One such group is the Syrian-American Karam Foundation, whose chairman is Boston orthodontist Dr. Omar Salem. Karam Foundation volunteers visit Turkey regularly and, since 2011, have helped more than 100,000 refugees. Dr. Salem personally has traveled to Turkey seven times, most recently in July, and has treated 3,000 people for dental care.
Dr. Salem says that most of the refugees he’s encountered in Turkey, while they appreciate the security and help Turkey provides, long for the day when they can return to their country. “These displaced people are not the problem,” he told me. “They are the victims of the problem.”
Some cities and towns near the Syrian border, such as Reyhanli, have doubled in size as refugees pour in to live among the native-born population, something Dr. Salem has seen first-hand.

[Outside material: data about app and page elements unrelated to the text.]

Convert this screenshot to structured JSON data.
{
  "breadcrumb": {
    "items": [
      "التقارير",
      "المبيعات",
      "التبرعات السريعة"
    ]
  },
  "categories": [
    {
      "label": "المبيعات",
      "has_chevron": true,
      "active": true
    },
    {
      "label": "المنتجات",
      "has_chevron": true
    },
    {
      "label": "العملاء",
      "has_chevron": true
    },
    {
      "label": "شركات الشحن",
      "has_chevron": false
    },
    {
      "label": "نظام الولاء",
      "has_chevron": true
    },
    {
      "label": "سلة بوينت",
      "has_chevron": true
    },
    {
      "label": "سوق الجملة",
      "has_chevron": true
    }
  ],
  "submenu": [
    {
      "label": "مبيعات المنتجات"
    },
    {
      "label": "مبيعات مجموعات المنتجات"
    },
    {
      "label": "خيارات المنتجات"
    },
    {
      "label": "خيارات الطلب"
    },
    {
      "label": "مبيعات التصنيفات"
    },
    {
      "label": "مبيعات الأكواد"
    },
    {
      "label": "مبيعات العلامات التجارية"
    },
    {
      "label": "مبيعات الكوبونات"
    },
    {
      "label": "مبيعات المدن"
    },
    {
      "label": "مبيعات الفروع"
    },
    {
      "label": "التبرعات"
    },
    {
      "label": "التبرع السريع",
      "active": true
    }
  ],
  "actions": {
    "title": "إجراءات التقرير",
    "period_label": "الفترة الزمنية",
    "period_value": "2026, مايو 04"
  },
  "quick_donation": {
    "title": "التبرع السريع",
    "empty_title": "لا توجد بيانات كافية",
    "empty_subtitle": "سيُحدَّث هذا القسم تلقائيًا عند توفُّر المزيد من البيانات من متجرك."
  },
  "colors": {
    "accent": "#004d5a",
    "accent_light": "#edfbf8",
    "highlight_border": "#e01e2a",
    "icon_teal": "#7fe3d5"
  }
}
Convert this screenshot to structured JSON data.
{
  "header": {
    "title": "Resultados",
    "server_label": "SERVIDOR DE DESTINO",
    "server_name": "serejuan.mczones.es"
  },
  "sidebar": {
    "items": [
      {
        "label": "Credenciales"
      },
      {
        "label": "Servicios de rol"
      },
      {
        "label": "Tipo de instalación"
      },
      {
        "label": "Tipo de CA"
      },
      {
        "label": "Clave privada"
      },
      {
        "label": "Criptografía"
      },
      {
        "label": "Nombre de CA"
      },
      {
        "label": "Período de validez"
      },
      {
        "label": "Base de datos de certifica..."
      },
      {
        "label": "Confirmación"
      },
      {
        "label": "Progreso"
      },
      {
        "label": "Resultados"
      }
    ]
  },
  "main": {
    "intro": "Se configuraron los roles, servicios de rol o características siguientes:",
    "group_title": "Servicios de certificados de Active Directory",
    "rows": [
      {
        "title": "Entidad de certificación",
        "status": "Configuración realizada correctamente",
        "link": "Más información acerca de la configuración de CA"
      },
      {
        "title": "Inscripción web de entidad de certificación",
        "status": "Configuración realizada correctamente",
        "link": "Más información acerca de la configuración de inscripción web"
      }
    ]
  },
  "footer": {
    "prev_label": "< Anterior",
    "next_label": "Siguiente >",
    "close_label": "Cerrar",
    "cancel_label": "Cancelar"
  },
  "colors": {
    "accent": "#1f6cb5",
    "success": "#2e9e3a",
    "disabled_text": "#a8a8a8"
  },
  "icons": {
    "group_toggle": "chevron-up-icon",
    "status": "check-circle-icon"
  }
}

Helping those uprooted by war and persecution is nothing new for Turkey and in fact is part of our national character. In 1878, for example, Ulysses S. Grant, a year removed from the presidency, traveled to Istanbul as part of a world tour. There he saw the city housing, feeding, and caring for refugees, mostly Bulgarian Jews, who had fled fighting in the Balkans.
“They are fed entirely by charity and mostly by foreigners,” Grant wrote in a letter to the US consul general in Paris.
Now as then, as Monday’s cowardly attack makes even clearer, Turkey is the first line of defense against the ravages of terrorism and war in the Middle East, a haven for those displaced by it, and the linchpin for stability in the region.
Ömür Budak is consul general of Turkey in Boston.